• Task objective: Take the data that follows and retype it word for word.

::: Task input

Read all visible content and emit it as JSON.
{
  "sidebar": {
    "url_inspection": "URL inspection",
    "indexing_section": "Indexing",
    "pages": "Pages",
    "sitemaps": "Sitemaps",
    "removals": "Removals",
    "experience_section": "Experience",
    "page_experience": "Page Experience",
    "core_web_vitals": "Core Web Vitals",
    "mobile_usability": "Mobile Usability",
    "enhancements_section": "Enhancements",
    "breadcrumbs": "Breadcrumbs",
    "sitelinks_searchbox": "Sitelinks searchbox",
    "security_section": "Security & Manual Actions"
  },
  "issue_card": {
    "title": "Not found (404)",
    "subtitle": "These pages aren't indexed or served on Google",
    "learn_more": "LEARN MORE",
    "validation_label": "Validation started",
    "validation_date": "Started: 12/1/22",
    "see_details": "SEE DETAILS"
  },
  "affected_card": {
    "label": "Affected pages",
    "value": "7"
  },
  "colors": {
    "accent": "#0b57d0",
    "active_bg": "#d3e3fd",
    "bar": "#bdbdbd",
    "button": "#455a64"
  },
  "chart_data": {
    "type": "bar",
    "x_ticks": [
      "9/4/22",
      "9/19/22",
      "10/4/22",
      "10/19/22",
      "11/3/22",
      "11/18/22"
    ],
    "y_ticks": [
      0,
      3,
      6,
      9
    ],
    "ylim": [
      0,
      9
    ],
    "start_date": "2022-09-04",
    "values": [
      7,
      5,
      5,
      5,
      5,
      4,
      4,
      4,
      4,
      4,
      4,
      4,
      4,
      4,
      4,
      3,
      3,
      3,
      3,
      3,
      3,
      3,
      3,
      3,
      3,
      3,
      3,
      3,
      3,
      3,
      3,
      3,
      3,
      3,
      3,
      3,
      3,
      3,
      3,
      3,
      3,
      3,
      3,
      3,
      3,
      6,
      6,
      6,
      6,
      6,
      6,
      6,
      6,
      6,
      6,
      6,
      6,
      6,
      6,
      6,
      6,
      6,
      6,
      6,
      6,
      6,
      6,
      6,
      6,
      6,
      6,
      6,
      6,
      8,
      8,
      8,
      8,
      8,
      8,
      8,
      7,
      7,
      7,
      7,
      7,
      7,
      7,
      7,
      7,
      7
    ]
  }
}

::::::

• Response to the task:
Read all visible content and emit it as JSON.
{
  "sidebar": {
    "url_inspection": "URL inspection",
    "indexing_section": "Indexing",
    "pages": "Pages",
    "sitemaps": "Sitemaps",
    "removals": "Removals",
    "experience_section": "Experience",
    "page_experience": "Page Experience",
    "core_web_vitals": "Core Web Vitals",
    "mobile_usability": "Mobile Usability",
    "enhancements_section": "Enhancements",
    "breadcrumbs": "Breadcrumbs",
    "sitelinks_searchbox": "Sitelinks searchbox",
    "security_section": "Security & Manual Actions"
  },
  "issue_card": {
    "title": "Not found (404)",
    "subtitle": "These pages aren't indexed or served on Google",
    "learn_more": "LEARN MORE",
    "validation_label": "Validation started",
    "validation_date": "Started: 12/1/22",
    "see_details": "SEE DETAILS"
  },
  "affected_card": {
    "label": "Affected pages",
    "value": "7"
  },
  "colors": {
    "accent": "#0b57d0",
    "active_bg": "#d3e3fd",
    "bar": "#bdbdbd",
    "button": "#455a64"
  },
  "chart_data": {
    "type": "bar",
    "x_ticks": [
      "9/4/22",
      "9/19/22",
      "10/4/22",
      "10/19/22",
      "11/3/22",
      "11/18/22"
    ],
    "y_ticks": [
      0,
      3,
      6,
      9
    ],
    "ylim": [
      0,
      9
    ],
    "start_date": "2022-09-04",
    "values": [
      7,
      5,
      5,
      5,
      5,
      4,
      4,
      4,
      4,
      4,
      4,
      4,
      4,
      4,
      4,
      3,
      3,
      3,
      3,
      3,
      3,
      3,
      3,
      3,
      3,
      3,
      3,
      3,
      3,
      3,
      3,
      3,
      3,
      3,
      3,
      3,
      3,
      3,
      3,
      3,
      3,
      3,
      3,
      3,
      3,
      6,
      6,
      6,
      6,
      6,
      6,
      6,
      6,
      6,
      6,
      6,
      6,
      6,
      6,
      6,
      6,
      6,
      6,
      6,
      6,
      6,
      6,
      6,
      6,
      6,
      6,
      6,
      6,
      8,
      8,
      8,
      8,
      8,
      8,
      8,
      7,
      7,
      7,
      7,
      7,
      7,
      7,
      7,
      7,
      7
    ]
  }
}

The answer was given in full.